5 of 5 people found the following review helpful
on March 30, 2011
I was taken with this story from the beginning, and had a difficult time putting it down. I frequently find myself preferring one storyline over another when several are presented, but in this case I was equally intrigued by both.
3 of 3 people found the following review helpful
Mrs Dey captures the essence of a real life detective (versus the Hollywood version) masterfully, resulting in a book that is very relateable to those in the law enforcement biz. Really enjoyable story lines, both past and present. Well done!
4 of 4 people found the following review helpful
on January 16, 2011

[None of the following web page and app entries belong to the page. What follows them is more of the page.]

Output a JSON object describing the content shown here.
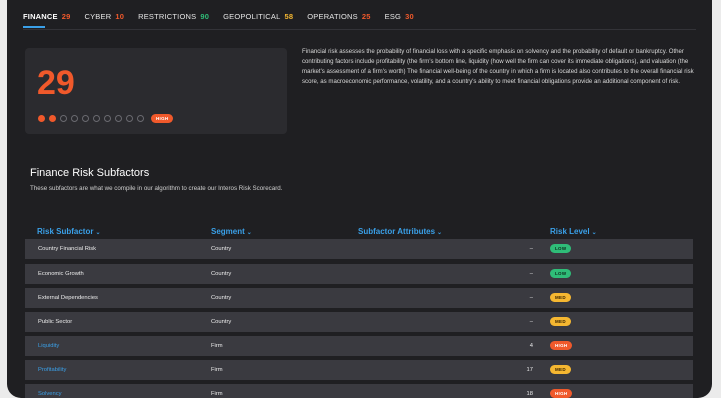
{
  "tabs": [
    {
      "label": "FINANCE",
      "score": "29",
      "color": "#f0592b",
      "active": true
    },
    {
      "label": "CYBER",
      "score": "10",
      "color": "#f0592b"
    },
    {
      "label": "RESTRICTIONS",
      "score": "90",
      "color": "#2fbd78"
    },
    {
      "label": "GEOPOLITICAL",
      "score": "58",
      "color": "#f5b731"
    },
    {
      "label": "OPERATIONS",
      "score": "25",
      "color": "#f0592b"
    },
    {
      "label": "ESG",
      "score": "30",
      "color": "#f0592b"
    }
  ],
  "score_card": {
    "score": "29",
    "level": "HIGH",
    "filled_dots": 2,
    "total_dots": 10,
    "accent": "#f0592b"
  },
  "description": "Financial risk assesses the probability of financial loss with a specific emphasis on solvency and the probability of default or bankruptcy. Other contributing factors include profitability (the firm's bottom line, liquidity (how well the firm can cover its immediate obligations), and valuation (the market's assessment of a firm's worth) The financial well-being of the country in which a firm is located also contributes to the overall financial risk score, as macroeconomic performance, volatility, and a country's ability to meet financial obligations provide an additional component of risk.",
  "subfactors": {
    "title": "Finance Risk Subfactors",
    "subtitle": "These subfactors are what we compile in our algorithm to create our Interos Risk Scorecard.",
    "columns": {
      "subfactor": "Risk Subfactor",
      "segment": "Segment",
      "attributes": "Subfactor Attributes",
      "level": "Risk Level"
    },
    "rows": [
      {
        "name": "Country Financial Risk",
        "segment": "Country",
        "attributes": "–",
        "level": "LOW",
        "link": false
      },
      {
        "name": "Economic Growth",
        "segment": "Country",
        "attributes": "–",
        "level": "LOW",
        "link": false
      },
      {
        "name": "External Dependencies",
        "segment": "Country",
        "attributes": "–",
        "level": "MED",
        "link": false
      },
      {
        "name": "Public Sector",
        "segment": "Country",
        "attributes": "–",
        "level": "MED",
        "link": false
      },
      {
        "name": "Liquidity",
        "segment": "Firm",
        "attributes": "4",
        "level": "HIGH",
        "link": true
      },
      {
        "name": "Profitability",
        "segment": "Firm",
        "attributes": "17",
        "level": "MED",
        "link": true
      },
      {
        "name": "Solvency",
        "segment": "Firm",
        "attributes": "18",
        "level": "HIGH",
        "link": true
      }
    ]
  },
  "icons": {
    "sort": "chevron-down-icon"
  }
}
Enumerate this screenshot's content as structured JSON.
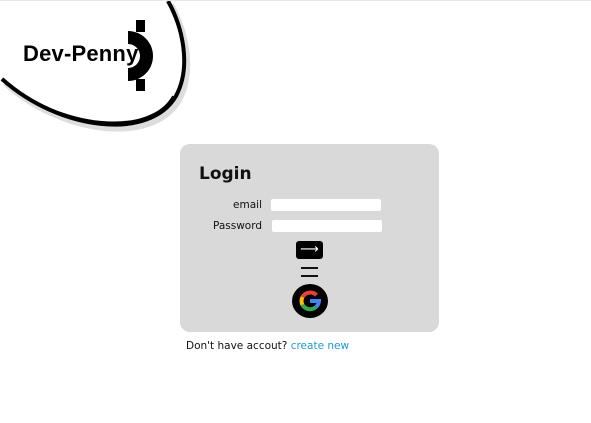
{
  "brand": {
    "name": "Dev-Penny"
  },
  "login": {
    "title": "Login",
    "email_label": "email",
    "email_value": "",
    "password_label": "Password",
    "password_value": "",
    "submit_icon": "arrow-right-icon",
    "google_icon": "google-icon"
  },
  "footer": {
    "prompt": "Don't have accout?",
    "link": "create new"
  },
  "colors": {
    "card": "#d9d9d9",
    "link": "#1e9ad6"
  }
}
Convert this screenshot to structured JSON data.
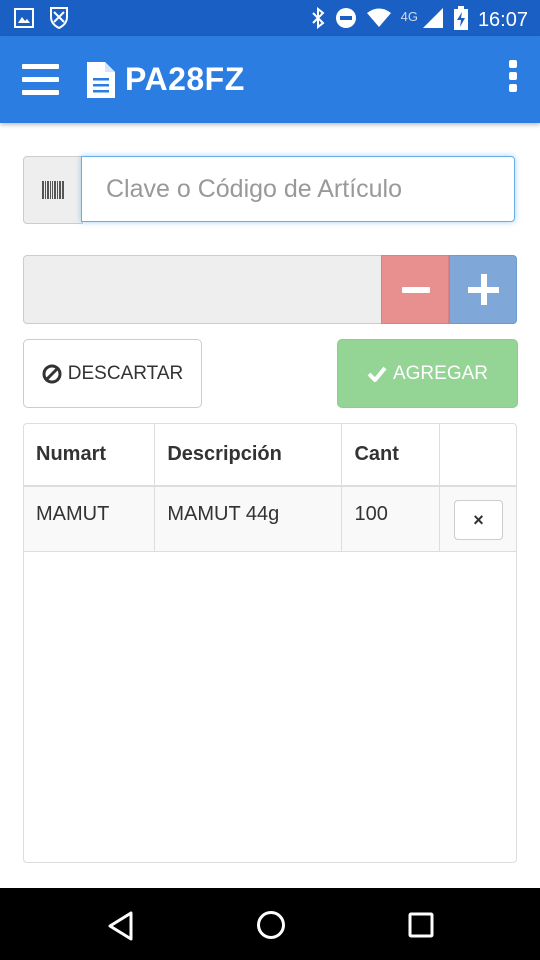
{
  "status_bar": {
    "network": "4G",
    "time": "16:07",
    "icons": [
      "image-icon",
      "shield-notification-icon",
      "bluetooth-icon",
      "do-not-disturb-icon",
      "wifi-icon",
      "signal-icon",
      "battery-charging-icon"
    ]
  },
  "app_bar": {
    "title": "PA28FZ",
    "menu_icon": "hamburger-menu-icon",
    "title_icon": "document-icon",
    "overflow_icon": "more-vert-icon",
    "background": "#2b7de1"
  },
  "search": {
    "addon_icon": "barcode-icon",
    "value": "",
    "placeholder": "Clave o Código de Artículo"
  },
  "quantity": {
    "value": "",
    "minus_color": "#e89090",
    "plus_color": "#7fa8d8"
  },
  "actions": {
    "discard_label": "DESCARTAR",
    "discard_icon": "ban-icon",
    "add_label": "AGREGAR",
    "add_icon": "check-icon",
    "add_color": "#94d494"
  },
  "table": {
    "headers": [
      "Numart",
      "Descripción",
      "Cant",
      ""
    ],
    "rows": [
      {
        "numart": "MAMUT",
        "descripcion": "MAMUT 44g",
        "cant": "100",
        "remove_label": "×"
      }
    ]
  },
  "nav_bar": {
    "icons": [
      "back-icon",
      "home-icon",
      "recents-icon"
    ]
  }
}
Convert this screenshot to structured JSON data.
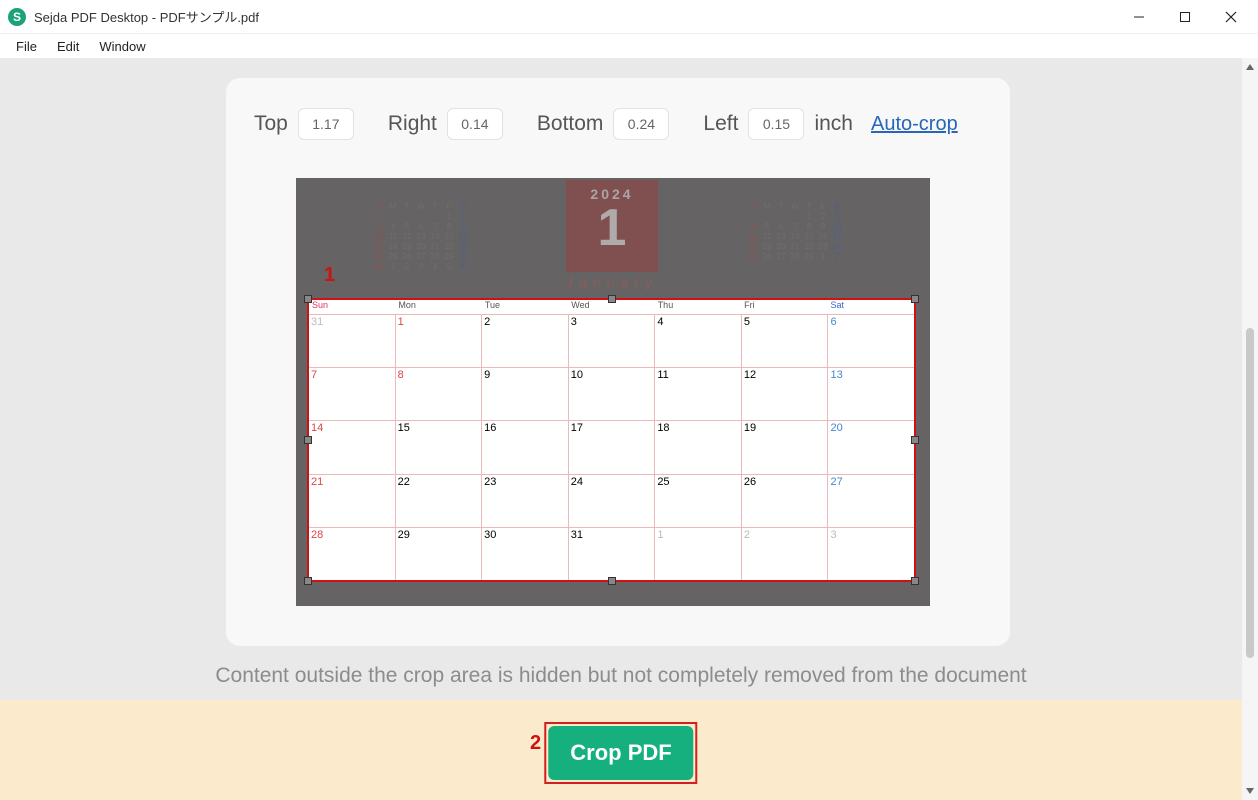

This tightly crafted novel successfully weaves two different genres, mystery and historical fiction, into a novel that is greater than the sum of the parts. Extensions includes suspense, drama, tragedy, and comic relief. Most importantly, Dey is equally skilled in plot and character development, two essential ingredients in my most-loved books. As I neared the end, I found myself torn between wanting to read more quickly to tie up the various storylines and wanting to savour the reading slowly so I wouldn't have to say good-bye to Bella and the other characters too soon. I can give no higher praise!
7 of 7 people found the following review helpful
on November 19, 2010
From the opening sentence to the last line, Myrna Dey, has crafted a literary gem. The characters are interesting and well defined. The trick of going from past to present is not an easy task, but Ms. Dey's efforts are flawless. The dark and light spots flow well, segueing one to the other and setting the hook deep. Her humor is light, well placed and original. Extensions ended up being a warm friend and fellow traveler. Thank you, Ms. Dey, well done.
8 of 8 people found the following review helpful
on October 30, 2010
In the frenzy to keep up with the incredible mystery writing talent coming out of Scandinavian countries these days, it's heartening to discover an adept new voice here in Canada. Myrna Dey's Extensions begins innocently at a small-town Saskatchewan garage sale and draws us in with a firm gentleness to a mystery that spans geography, cultures, race, sexes, and time.
Her detective, the boldly named Arabella Dryvynsydes, like all great detectives, comes complete with insecurities, a family, police colleagues and a hint of love. But the mysteries of her unknown great-grandmother playing contrapuntally with the mysteries of Dryvynsydes' day job as a major crimes detective are what keep this book intriguing.
Dey has a deft hand with character. We become as invested in characters encountered briefly, like the adolescent child of an alcoholic mother and a long-lost, over-the-top Christian great aunt, as we do with those who form the core of the story.
I hope this book finds a wide audience in Canada and beyond. Extensions doesn't feed on adrenaline, or intellectual complexity, but on the more simple mysteries of human interactions and growth.
I hope Dey has more up her sleeve and we see Dryvynsydes again.